- Power of Attorney. If one party chooses not to attend the closing, a Power of Attorney document can be used to allow a stand in to sign any forms at the closing. The Power of Attorney gives another person the ability to act in the place of the missing party.
- Prepare Illinois PTAX Form. On this form the tax liability is calculated and reported, including: City Transfer Tax Declaration, County Transfer Tax Declaration, and State Transfer Tax Declaration.
- Obtain Zoning Certificate. Depending on the municipality a zoning certificate may or may not be required. For example, in the city of Chicago you will need a zoning certificate to show that the property is zoned for your intended use.
- Execute Financing Documents. All financing documents must be signed, including the mortgage, note and mortgage disclosures.
- Purchase a Warranty. For new construction there may be a Builder’s Warranty, and for older homes warranties can be purchased to cover costs associated with appliances, HVAC or roof.
Buyers/Sellers Bring to Closing
- Bring Photo I.D. It is important to bring photo identification to the closing.

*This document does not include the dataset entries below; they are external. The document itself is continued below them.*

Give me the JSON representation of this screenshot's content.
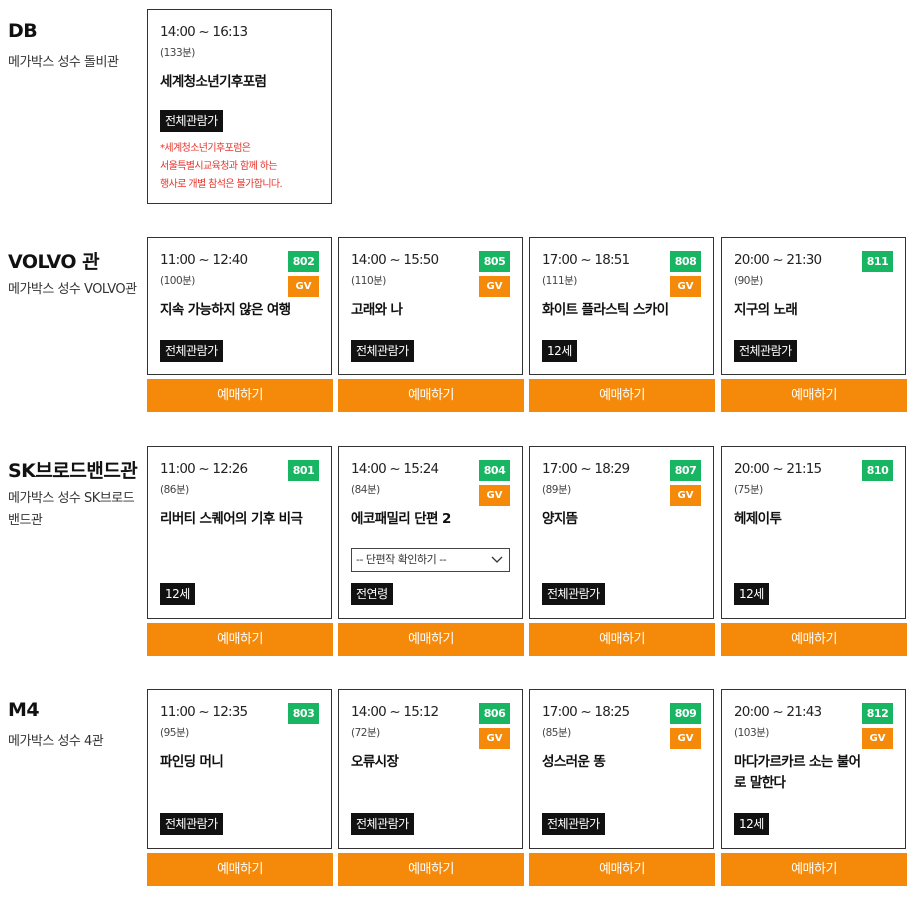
{
  "halls": [
    {
      "name": "DB",
      "desc": "메가박스 성수 돌비관",
      "shows": [
        {
          "time": "14:00 ~ 16:13",
          "runtime": "(133분)",
          "title": "세계청소년기후포럼",
          "rating": "전체관람가",
          "notice": "*세계청소년기후포럼은\n서울특별시교육청과 함께 하는\n행사로 개별 참석은 불가합니다."
        }
      ]
    },
    {
      "name": "VOLVO 관",
      "desc": "메가박스 성수 VOLVO관",
      "shows": [
        {
          "time": "11:00 ~ 12:40",
          "runtime": "(100분)",
          "title": "지속 가능하지 않은 여행",
          "rating": "전체관람가",
          "no": "802",
          "gv": "GV",
          "book": "예매하기"
        },
        {
          "time": "14:00 ~ 15:50",
          "runtime": "(110분)",
          "title": "고래와 나",
          "rating": "전체관람가",
          "no": "805",
          "gv": "GV",
          "book": "예매하기"
        },
        {
          "time": "17:00 ~ 18:51",
          "runtime": "(111분)",
          "title": "화이트 플라스틱 스카이",
          "rating": "12세",
          "no": "808",
          "gv": "GV",
          "book": "예매하기"
        },
        {
          "time": "20:00 ~ 21:30",
          "runtime": "(90분)",
          "title": "지구의 노래",
          "rating": "전체관람가",
          "no": "811",
          "book": "예매하기"
        }
      ]
    },
    {
      "name": "SK브로드밴드관",
      "desc": "메가박스 성수 SK브로드밴드관",
      "shows": [
        {
          "time": "11:00 ~ 12:26",
          "runtime": "(86분)",
          "title": "리버티 스퀘어의 기후 비극",
          "rating": "12세",
          "no": "801",
          "book": "예매하기"
        },
        {
          "time": "14:00 ~ 15:24",
          "runtime": "(84분)",
          "title": "에코패밀리 단편 2",
          "rating": "전연령",
          "no": "804",
          "gv": "GV",
          "book": "예매하기",
          "select": "-- 단편작 확인하기 --"
        },
        {
          "time": "17:00 ~ 18:29",
          "runtime": "(89분)",
          "title": "양지뜸",
          "rating": "전체관람가",
          "no": "807",
          "gv": "GV",
          "book": "예매하기"
        },
        {
          "time": "20:00 ~ 21:15",
          "runtime": "(75분)",
          "title": "헤제이투",
          "rating": "12세",
          "no": "810",
          "book": "예매하기"
        }
      ]
    },
    {
      "name": "M4",
      "desc": "메가박스 성수 4관",
      "shows": [
        {
          "time": "11:00 ~ 12:35",
          "runtime": "(95분)",
          "title": "파인딩 머니",
          "rating": "전체관람가",
          "no": "803",
          "book": "예매하기"
        },
        {
          "time": "14:00 ~ 15:12",
          "runtime": "(72분)",
          "title": "오류시장",
          "rating": "전체관람가",
          "no": "806",
          "gv": "GV",
          "book": "예매하기"
        },
        {
          "time": "17:00 ~ 18:25",
          "runtime": "(85분)",
          "title": "성스러운 똥",
          "rating": "전체관람가",
          "no": "809",
          "gv": "GV",
          "book": "예매하기"
        },
        {
          "time": "20:00 ~ 21:43",
          "runtime": "(103분)",
          "title": "마다가르카르 소는 불어로 말한다",
          "rating": "12세",
          "no": "812",
          "gv": "GV",
          "book": "예매하기"
        }
      ]
    }
  ]
}
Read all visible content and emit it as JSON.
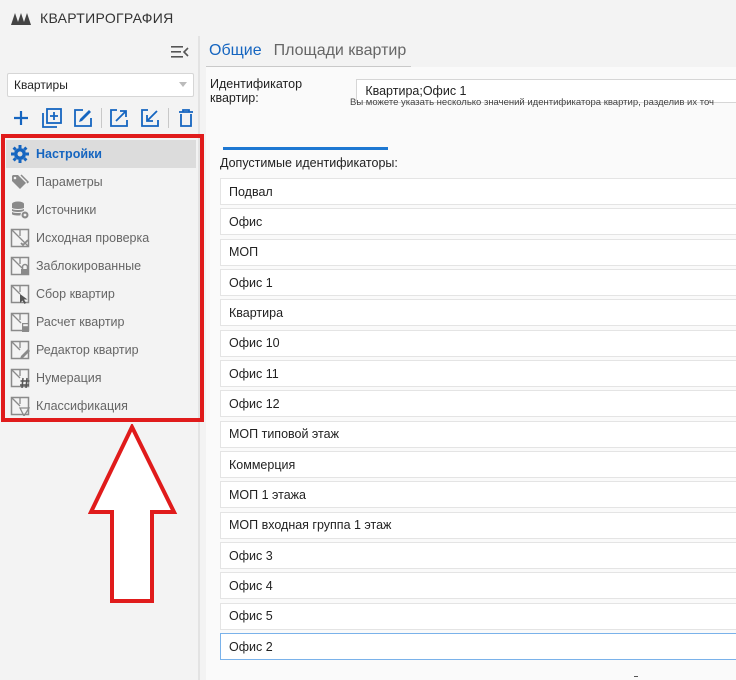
{
  "app": {
    "title": "КВАРТИРОГРАФИЯ",
    "logo_icon": "m-logo-icon"
  },
  "sidebar": {
    "project_select": {
      "value": "Квартиры"
    },
    "toolbar": [
      {
        "name": "add-button",
        "icon": "plus-icon"
      },
      {
        "name": "add-copy-button",
        "icon": "add-box-icon"
      },
      {
        "name": "edit-button",
        "icon": "edit-icon"
      },
      {
        "name": "export-button",
        "icon": "export-icon"
      },
      {
        "name": "import-button",
        "icon": "import-icon"
      },
      {
        "name": "delete-button",
        "icon": "trash-icon"
      }
    ],
    "items": [
      {
        "label": "Настройки",
        "icon": "gear-icon",
        "active": true
      },
      {
        "label": "Параметры",
        "icon": "tags-icon"
      },
      {
        "label": "Источники",
        "icon": "database-gear-icon"
      },
      {
        "label": "Исходная проверка",
        "icon": "check-plan-icon"
      },
      {
        "label": "Заблокированные",
        "icon": "lock-plan-icon"
      },
      {
        "label": "Сбор квартир",
        "icon": "cursor-plan-icon"
      },
      {
        "label": "Расчет квартир",
        "icon": "calc-plan-icon"
      },
      {
        "label": "Редактор квартир",
        "icon": "pencil-plan-icon"
      },
      {
        "label": "Нумерация",
        "icon": "hash-plan-icon"
      },
      {
        "label": "Классификация",
        "icon": "classify-plan-icon"
      }
    ]
  },
  "main": {
    "tabs": [
      {
        "label": "Общие",
        "active": true
      },
      {
        "label": "Площади квартир"
      }
    ],
    "id_label": "Идентификатор квартир:",
    "id_value": "Квартира;Офис 1",
    "hint": "Вы можете указать несколько значений идентификатора квартир, разделив их точ",
    "allowed_label": "Допустимые идентификаторы:",
    "allowed": [
      "Подвал",
      "Офис",
      "МОП",
      "Офис 1",
      "Квартира",
      "Офис 10",
      "Офис 11",
      "Офис 12",
      "МОП типовой этаж",
      "Коммерция",
      "МОП 1 этажа",
      "МОП входная группа 1 этаж",
      "Офис 3",
      "Офис 4",
      "Офис 5",
      "Офис 2"
    ],
    "selected_index": 15
  },
  "colors": {
    "accent": "#1565c0",
    "highlight": "#e01b1b",
    "progress": "#1e78d2"
  }
}
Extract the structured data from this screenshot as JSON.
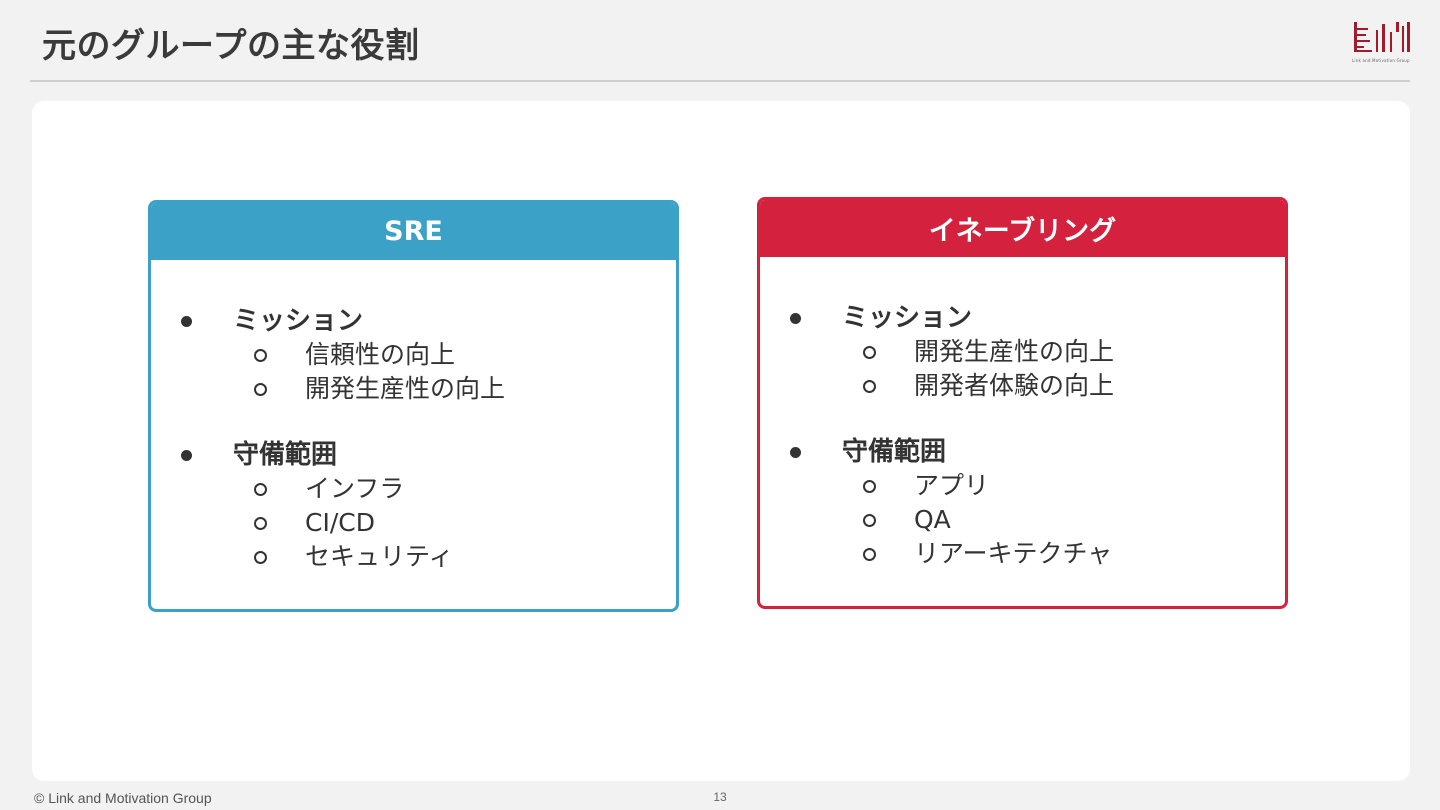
{
  "slide": {
    "title": "元のグループの主な役割",
    "page_number": "13",
    "footer": "© Link and Motivation Group",
    "logo_text": "Link and Motivation Group"
  },
  "colors": {
    "sre_accent": "#3ba1c6",
    "enabling_accent": "#d4213d",
    "text": "#333333",
    "background": "#f2f2f2"
  },
  "cards": [
    {
      "heading": "SRE",
      "groups": [
        {
          "label": "ミッション",
          "items": [
            "信頼性の向上",
            "開発生産性の向上"
          ]
        },
        {
          "label": "守備範囲",
          "items": [
            "インフラ",
            "CI/CD",
            "セキュリティ"
          ]
        }
      ]
    },
    {
      "heading": "イネーブリング",
      "groups": [
        {
          "label": "ミッション",
          "items": [
            "開発生産性の向上",
            "開発者体験の向上"
          ]
        },
        {
          "label": "守備範囲",
          "items": [
            "アプリ",
            "QA",
            "リアーキテクチャ"
          ]
        }
      ]
    }
  ]
}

- Transfer Keys. Once the documents are signed and the money transferred, the keys need to be turned over as well, along with any garage openers.
- Transfer Funds. The agreement isn’t final until the money is transferred.
Commercial Property With Leases
- Obtain Schedule of Leases. If it is a commercial property with leases already in place, then a schedule of the leases must be provided.
- Draft the Assignment of Leases/Attornment Agreement. Any leases already in place must be turned over to the new owner in a document known as the assignment of leases. The Attornment agreement is signed by each tenant, certifying that the leases are valid and enforceable.
- Draft the Assignment of Contracts. Any contracts already in place can be turned over with an assignment of contracts.
Properties With Communal Property
- Obtain Estoppel Letters. For any property with a homeowner’s association or other organization that oversees communal property where owners must pay a fee, it is necessary to obtain an estoppel letter that explains what fees are owed by the previous owner at closing so that the new owner is not liable for previous fees.
Every transaction is unique and different steps may need to be taken if a trust is involved or if the property is subject to probate. Since real estate transactions are complex, it is important to hire an experienced real estate attorney that can guide you through the process and provide valuable guidance. Contact Gilmartin Legal today for your next real estate transaction.